Records contained in a dataset:
□ □ □

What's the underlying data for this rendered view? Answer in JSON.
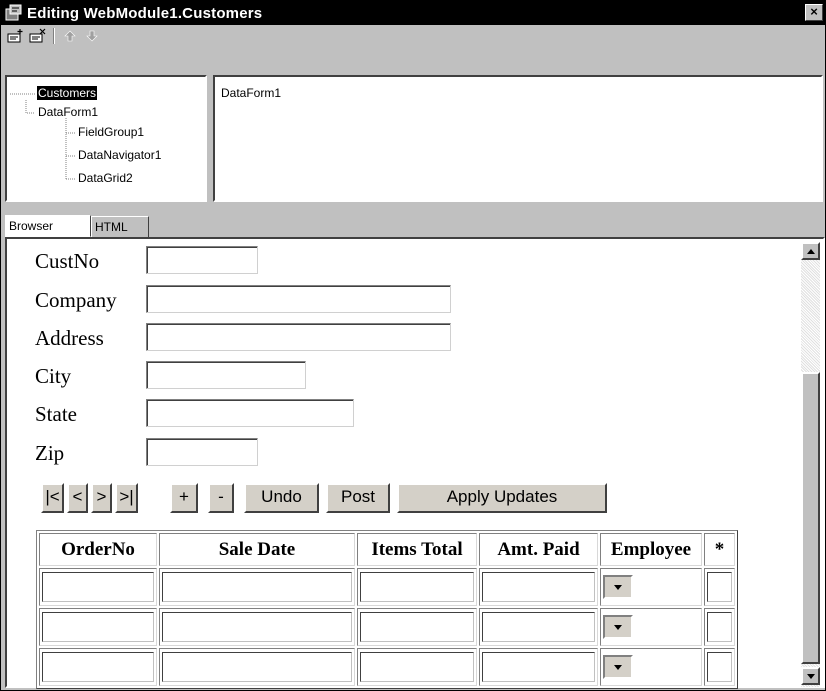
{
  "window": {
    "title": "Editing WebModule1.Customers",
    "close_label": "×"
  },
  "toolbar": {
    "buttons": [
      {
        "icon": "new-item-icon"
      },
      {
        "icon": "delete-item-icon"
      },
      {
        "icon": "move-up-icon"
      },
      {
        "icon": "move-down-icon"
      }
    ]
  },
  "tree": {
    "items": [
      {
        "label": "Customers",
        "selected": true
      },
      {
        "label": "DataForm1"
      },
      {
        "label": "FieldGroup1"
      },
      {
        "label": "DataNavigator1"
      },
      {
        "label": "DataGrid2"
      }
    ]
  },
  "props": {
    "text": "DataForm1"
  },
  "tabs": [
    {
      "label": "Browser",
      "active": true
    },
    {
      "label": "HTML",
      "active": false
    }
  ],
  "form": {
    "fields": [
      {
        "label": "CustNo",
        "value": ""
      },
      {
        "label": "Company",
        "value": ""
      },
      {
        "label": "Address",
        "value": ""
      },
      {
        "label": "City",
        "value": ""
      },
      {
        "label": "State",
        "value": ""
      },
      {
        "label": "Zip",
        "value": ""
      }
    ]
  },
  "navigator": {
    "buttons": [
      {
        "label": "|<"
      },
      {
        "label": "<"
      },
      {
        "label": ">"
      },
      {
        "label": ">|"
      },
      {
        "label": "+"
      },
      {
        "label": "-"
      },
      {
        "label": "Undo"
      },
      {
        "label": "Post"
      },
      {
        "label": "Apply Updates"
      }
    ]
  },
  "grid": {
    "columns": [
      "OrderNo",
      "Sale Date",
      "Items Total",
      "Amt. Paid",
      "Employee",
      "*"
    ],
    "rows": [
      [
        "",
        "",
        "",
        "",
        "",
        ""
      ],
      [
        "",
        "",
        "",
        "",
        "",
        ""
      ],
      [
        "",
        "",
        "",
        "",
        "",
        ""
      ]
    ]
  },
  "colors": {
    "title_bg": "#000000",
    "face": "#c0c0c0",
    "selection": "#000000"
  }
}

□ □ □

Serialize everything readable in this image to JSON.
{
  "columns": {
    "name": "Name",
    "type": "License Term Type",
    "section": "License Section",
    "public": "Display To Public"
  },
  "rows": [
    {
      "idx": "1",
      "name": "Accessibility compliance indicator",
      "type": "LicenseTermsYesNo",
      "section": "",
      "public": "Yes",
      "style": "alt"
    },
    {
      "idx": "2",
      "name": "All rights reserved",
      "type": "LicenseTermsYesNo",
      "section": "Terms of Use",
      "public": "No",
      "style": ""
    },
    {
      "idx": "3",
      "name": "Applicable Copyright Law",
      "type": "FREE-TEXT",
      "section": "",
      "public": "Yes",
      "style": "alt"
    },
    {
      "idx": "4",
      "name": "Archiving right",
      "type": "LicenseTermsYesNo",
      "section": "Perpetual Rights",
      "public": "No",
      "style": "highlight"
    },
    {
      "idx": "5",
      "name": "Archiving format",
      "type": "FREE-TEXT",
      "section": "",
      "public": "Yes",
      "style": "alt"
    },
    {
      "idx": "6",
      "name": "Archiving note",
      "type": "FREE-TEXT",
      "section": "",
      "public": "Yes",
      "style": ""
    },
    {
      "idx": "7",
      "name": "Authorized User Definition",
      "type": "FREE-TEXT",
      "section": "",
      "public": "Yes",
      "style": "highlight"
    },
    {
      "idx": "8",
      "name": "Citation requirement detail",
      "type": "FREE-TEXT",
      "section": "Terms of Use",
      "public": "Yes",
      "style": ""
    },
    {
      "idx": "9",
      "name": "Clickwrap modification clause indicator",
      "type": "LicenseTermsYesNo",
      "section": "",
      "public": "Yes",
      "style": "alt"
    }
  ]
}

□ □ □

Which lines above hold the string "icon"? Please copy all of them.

        "icon": "new-item-icon"
        "icon": "delete-item-icon"
        "icon": "move-up-icon"
        "icon": "move-down-icon"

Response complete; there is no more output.